The US Supreme Court has begun listening to arguments concerning the partial-birth abortion ban law passed by Congress. Considering the controversial nature of the subject and the current makeup of the Court, this should be an interesting case.
According to Associated Press writer Mark Sherman, the justices had very pointed and graphic questions to ask of the two sides arguing the case. One such question, asked by Justice John Paul Stevens, is the title of this post.
The lines between the two sides have been clearly drawn. Those arguing for the law, including Solicitor General Paul Clement, say that this form of abortion simply goes too far. According to the AP story, 1.25 million abortions are performed each year, of which a few thousand are procedures doctors call "dilation and extraction" or "intact dilation and evacuation". Opponents call these abortions "partial birth" abortions because they are performed during the middle third of pregnancy and involve "partially extracting an intact fetus from the uterus, then cutting or crushing its skull."

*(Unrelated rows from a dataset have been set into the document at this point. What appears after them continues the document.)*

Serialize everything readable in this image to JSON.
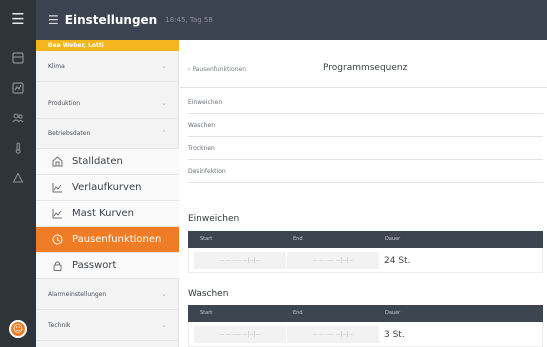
{
  "rail": {
    "icons": [
      "menu-icon",
      "dashboard-icon",
      "chart-icon",
      "people-icon",
      "thermometer-icon",
      "alarm-icon"
    ],
    "avatar_icon": "user-avatar-icon"
  },
  "header": {
    "title": "Einstellungen",
    "meta": "18:45, Tag 58"
  },
  "user_strip": "Bea Weber, Lotti",
  "sidebar": {
    "categories": [
      {
        "label": "Klima"
      },
      {
        "label": "Produktion"
      },
      {
        "label": "Betriebsdaten"
      },
      {
        "label": "Alarmeinstellungen"
      },
      {
        "label": "Technik"
      }
    ],
    "subitems": [
      {
        "label": "Stalldaten",
        "icon": "home-icon"
      },
      {
        "label": "Verlaufkurven",
        "icon": "line-chart-icon"
      },
      {
        "label": "Mast Kurven",
        "icon": "line-chart-icon"
      },
      {
        "label": "Pausenfunktionen",
        "icon": "clock-icon"
      },
      {
        "label": "Passwort",
        "icon": "lock-icon"
      }
    ]
  },
  "main": {
    "back_label": "Pausenfunktionen",
    "page_title": "Programmsequenz",
    "subnav": [
      "Einweichen",
      "Waschen",
      "Trocknen",
      "Desinfektion"
    ],
    "columns": {
      "start": "Start",
      "end": "End",
      "duration": "Dauer"
    },
    "sections": [
      {
        "title": "Einweichen",
        "start": "-- -- ---- --|--|--",
        "end": "-- -- ---- --|--|--",
        "duration": "24 St."
      },
      {
        "title": "Waschen",
        "start": "-- -- ---- --|--|--",
        "end": "-- -- ---- --|--|--",
        "duration": "3 St."
      }
    ]
  },
  "colors": {
    "accent": "#f07d26",
    "header_bg": "#3c4350",
    "rail_bg": "#2f343b",
    "user_strip": "#f4b51f",
    "table_header": "#3d4551"
  }
}
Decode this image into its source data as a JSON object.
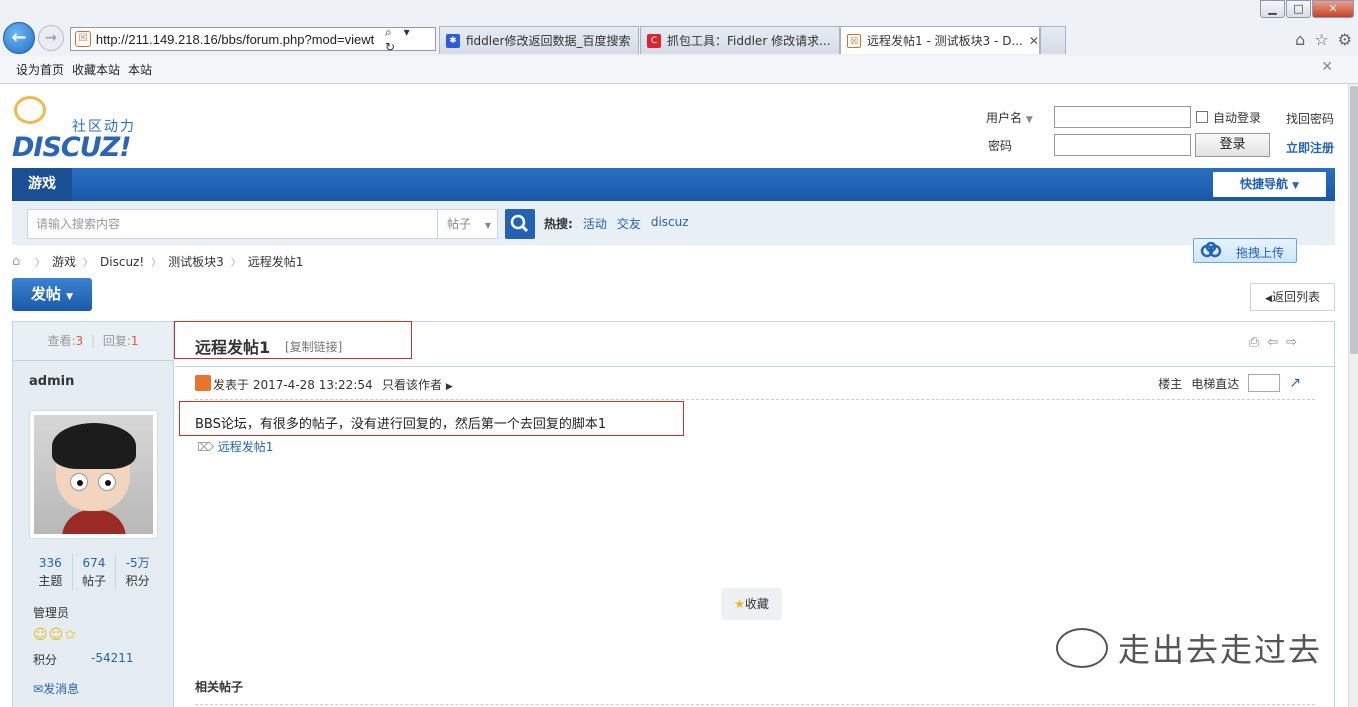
{
  "browser": {
    "window_min": "▁",
    "window_max": "□",
    "window_close": "✕",
    "url": "http://211.149.218.16/bbs/forum.php?mod=viewt",
    "address_tools": "⌕ ▾ ↻",
    "tabs": [
      {
        "label": "fiddler修改返回数据_百度搜索"
      },
      {
        "label": "抓包工具：Fiddler 修改请求..."
      },
      {
        "label": "远程发帖1 - 测试板块3 - D..."
      }
    ],
    "links_bar": [
      "设为首页",
      "收藏本站",
      "本站"
    ]
  },
  "header": {
    "logo_tag": "社区动力",
    "logo_word": "DISCUZ!",
    "login": {
      "username_label": "用户名",
      "password_label": "密码",
      "auto_login": "自动登录",
      "login_button": "登录",
      "find_password": "找回密码",
      "register": "立即注册"
    }
  },
  "nav": {
    "active_item": "游戏",
    "quick_nav": "快捷导航"
  },
  "search": {
    "placeholder": "请输入搜索内容",
    "type": "帖子",
    "hot_label": "热搜:",
    "hot": [
      "活动",
      "交友",
      "discuz"
    ]
  },
  "upload_label": "拖拽上传",
  "breadcrumb": [
    "游戏",
    "Discuz!",
    "测试板块3",
    "远程发帖1"
  ],
  "post_button": "发帖",
  "back_to_list": "返回列表",
  "thread": {
    "views_label": "查看:",
    "views": "3",
    "replies_label": "回复:",
    "replies": "1",
    "title": "远程发帖1",
    "copy_link": "[复制链接]",
    "author": {
      "name": "admin",
      "topics": "336",
      "topics_label": "主题",
      "posts": "674",
      "posts_label": "帖子",
      "credits": "-5万",
      "credits_label": "积分",
      "role": "管理员",
      "stars": "☺☺✩",
      "score_label": "积分",
      "score": "-54211",
      "message": "发消息"
    },
    "post_time": "发表于 2017-4-28 13:22:54",
    "only_author": "只看该作者",
    "floor_owner": "楼主",
    "jump_label": "电梯直达",
    "body": "BBS论坛，有很多的帖子，没有进行回复的，然后第一个去回复的脚本1",
    "tag": "远程发帖1",
    "favorite": "收藏",
    "related": "相关帖子"
  },
  "watermark": "走出去走过去",
  "colors": {
    "brand_blue": "#2463b4",
    "nav_blue": "#1859a6",
    "highlight_red": "#c8322c",
    "count_orange": "#e15a2a"
  }
}
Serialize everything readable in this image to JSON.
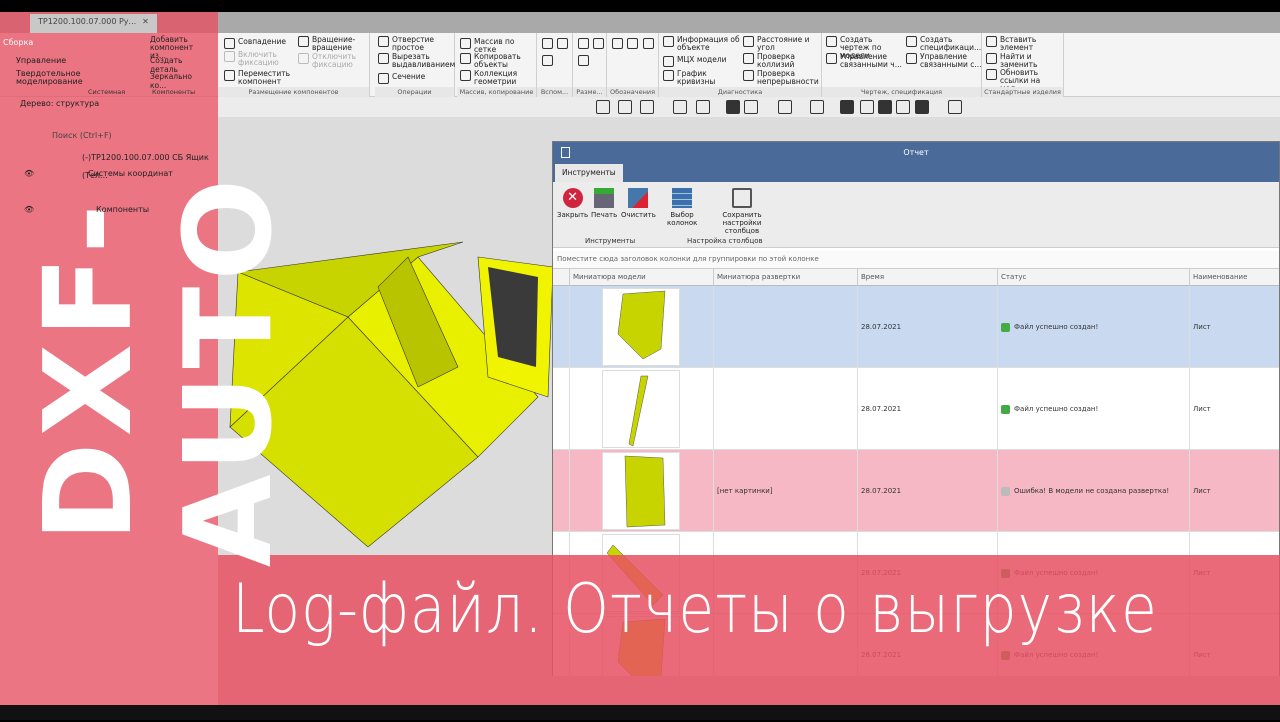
{
  "tabs": {
    "document": "ТР1200.100.07.000 Ру..."
  },
  "sidebar_modes": [
    "Сборка",
    "Управление",
    "Твердотельное моделирование"
  ],
  "ribbon": {
    "groups": [
      "Системная",
      "Компоненты",
      "Размещение компонентов",
      "Операции",
      "Массив, копирование",
      "Вспом...",
      "Разме...",
      "Обозначения",
      "Диагностика",
      "Чертеж, спецификация",
      "Стандартные изделия"
    ],
    "components": [
      "Добавить компонент из...",
      "Создать деталь",
      "Зеркально ко..."
    ],
    "placement": [
      "Совпадение",
      "Включить фиксацию",
      "Переместить компонент",
      "Вращение-вращение",
      "Отключить фиксацию"
    ],
    "operations": [
      "Отверстие простое",
      "Вырезать выдавливанием",
      "Сечение"
    ],
    "array": [
      "Массив по сетке",
      "Копировать объекты",
      "Коллекция геометрии"
    ],
    "diagnostics": [
      "Информация об объекте",
      "МЦХ модели",
      "График кривизны",
      "Расстояние и угол",
      "Проверка коллизий",
      "Проверка непрерывности"
    ],
    "drawing": [
      "Создать чертеж по модели",
      "Управление связанными ч...",
      "Создать спецификаци...",
      "Управление связанными с..."
    ],
    "standard": [
      "Вставить элемент",
      "Найти и заменить",
      "Обновить ссылки на мод..."
    ]
  },
  "tree": {
    "title": "Дерево: структура",
    "search_placeholder": "Поиск (Ctrl+F)",
    "items": [
      "(-)ТР1200.100.07.000 СБ Ящик (Тел...",
      "Системы координат",
      "Компоненты"
    ]
  },
  "report": {
    "title": "Отчет",
    "tab": "Инструменты",
    "buttons": [
      "Закрыть",
      "Печать",
      "Очистить",
      "Выбор колонок",
      "Сохранить настройки столбцов"
    ],
    "group_labels": [
      "Инструменты",
      "Настройка столбцов"
    ],
    "group_hint": "Поместите сюда заголовок колонки для группировки по этой колонке",
    "columns": [
      "Миниатюра модели",
      "Миниатюра развертки",
      "Время",
      "Статус",
      "Наименование"
    ],
    "rows": [
      {
        "unfold": "",
        "time": "28.07.2021",
        "status": "Файл успешно создан!",
        "name": "Лист",
        "state": "selected"
      },
      {
        "unfold": "",
        "time": "28.07.2021",
        "status": "Файл успешно создан!",
        "name": "Лист",
        "state": "ok"
      },
      {
        "unfold": "[нет картинки]",
        "time": "28.07.2021",
        "status": "Ошибка! В модели не создана развертка!",
        "name": "Лист",
        "state": "error"
      },
      {
        "unfold": "",
        "time": "28.07.2021",
        "status": "Файл успешно создан!",
        "name": "Лист",
        "state": "ok"
      },
      {
        "unfold": "",
        "time": "28.07.2021",
        "status": "Файл успешно создан!",
        "name": "Лист",
        "state": "ok"
      }
    ]
  },
  "overlay": {
    "logo": "DXF-AUTO",
    "title": "Log-файл. Отчеты о выгрузке"
  },
  "colors": {
    "overlay_red": "#e85062",
    "report_title": "#4a6a99",
    "row_selected": "#c9d9f0",
    "row_error": "#f5b8c4",
    "model": "#c8d400"
  }
}
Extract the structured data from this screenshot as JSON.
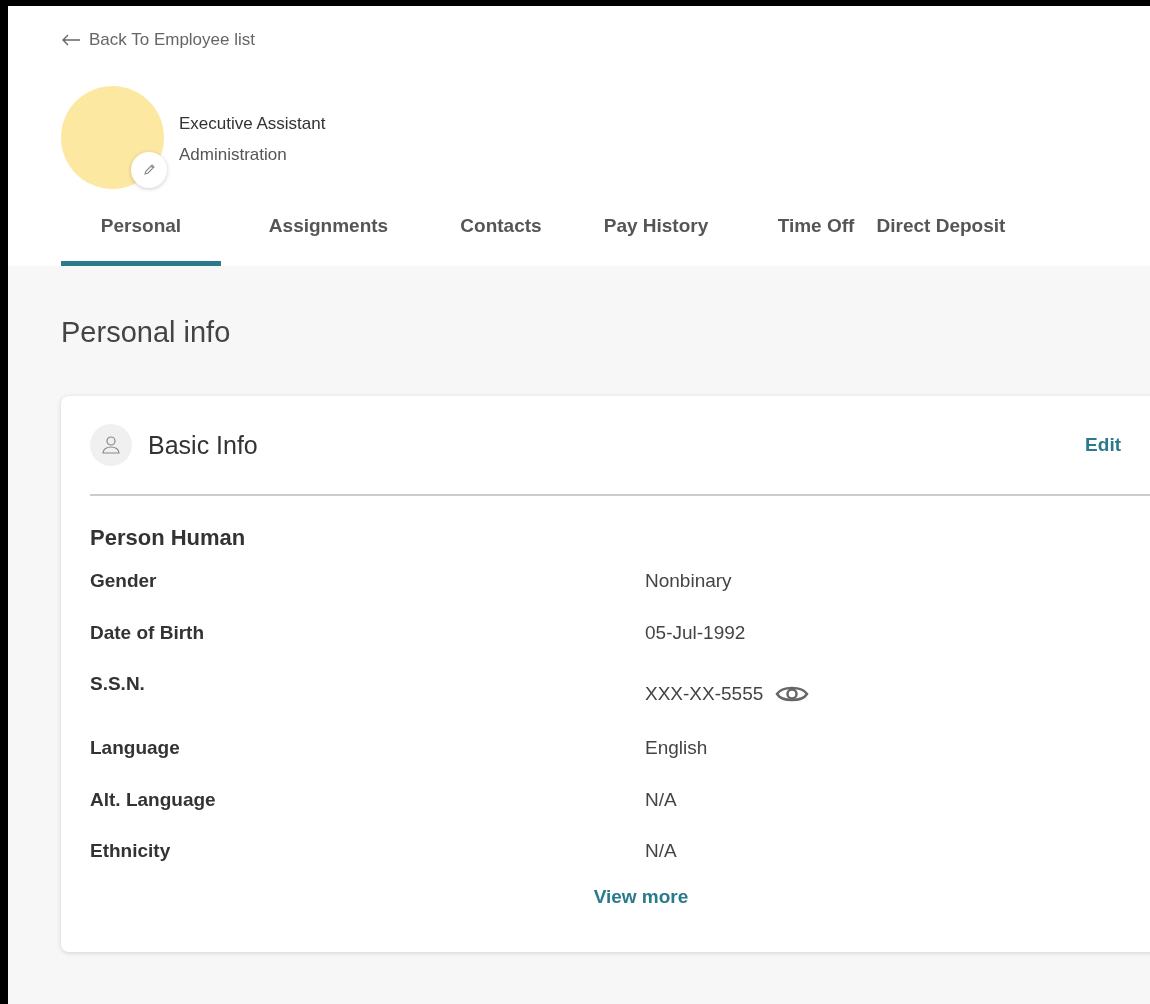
{
  "back_link": {
    "label": "Back To Employee list"
  },
  "profile": {
    "title": "Executive Assistant",
    "department": "Administration"
  },
  "tabs": [
    {
      "label": "Personal",
      "selected": true
    },
    {
      "label": "Assignments",
      "selected": false
    },
    {
      "label": "Contacts",
      "selected": false
    },
    {
      "label": "Pay History",
      "selected": false
    },
    {
      "label": "Time Off",
      "selected": false
    },
    {
      "label": "Direct Deposit",
      "selected": false
    }
  ],
  "section_title": "Personal info",
  "card": {
    "title": "Basic Info",
    "edit": "Edit",
    "name": "Person Human",
    "fields": [
      {
        "label": "Gender",
        "value": "Nonbinary",
        "kind": "text"
      },
      {
        "label": "Date of Birth",
        "value": "05-Jul-1992",
        "kind": "text"
      },
      {
        "label": "S.S.N.",
        "value": "XXX-XX-5555",
        "kind": "masked"
      },
      {
        "label": "Language",
        "value": "English",
        "kind": "text"
      },
      {
        "label": "Alt. Language",
        "value": "N/A",
        "kind": "text"
      },
      {
        "label": "Ethnicity",
        "value": "N/A",
        "kind": "text"
      }
    ],
    "view_more": "View more"
  }
}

Eve Gartner of Planned Parenthood is arguing against the law banning these abortions. Her side argues that this method is sometimes the safest for women. She is quoted by the AP as saying, "What Congress has done here is take away from women the option of what may be the safest procedure for her. This court has never recognized a state interest was sufficient to trump the women's interest in her health."
It seems to me that the sides boil down to the same basic abortion debate: the interest of the fetus versus the interest of the mother. The difference here, though, is the especially graphic nature of this method of abortion.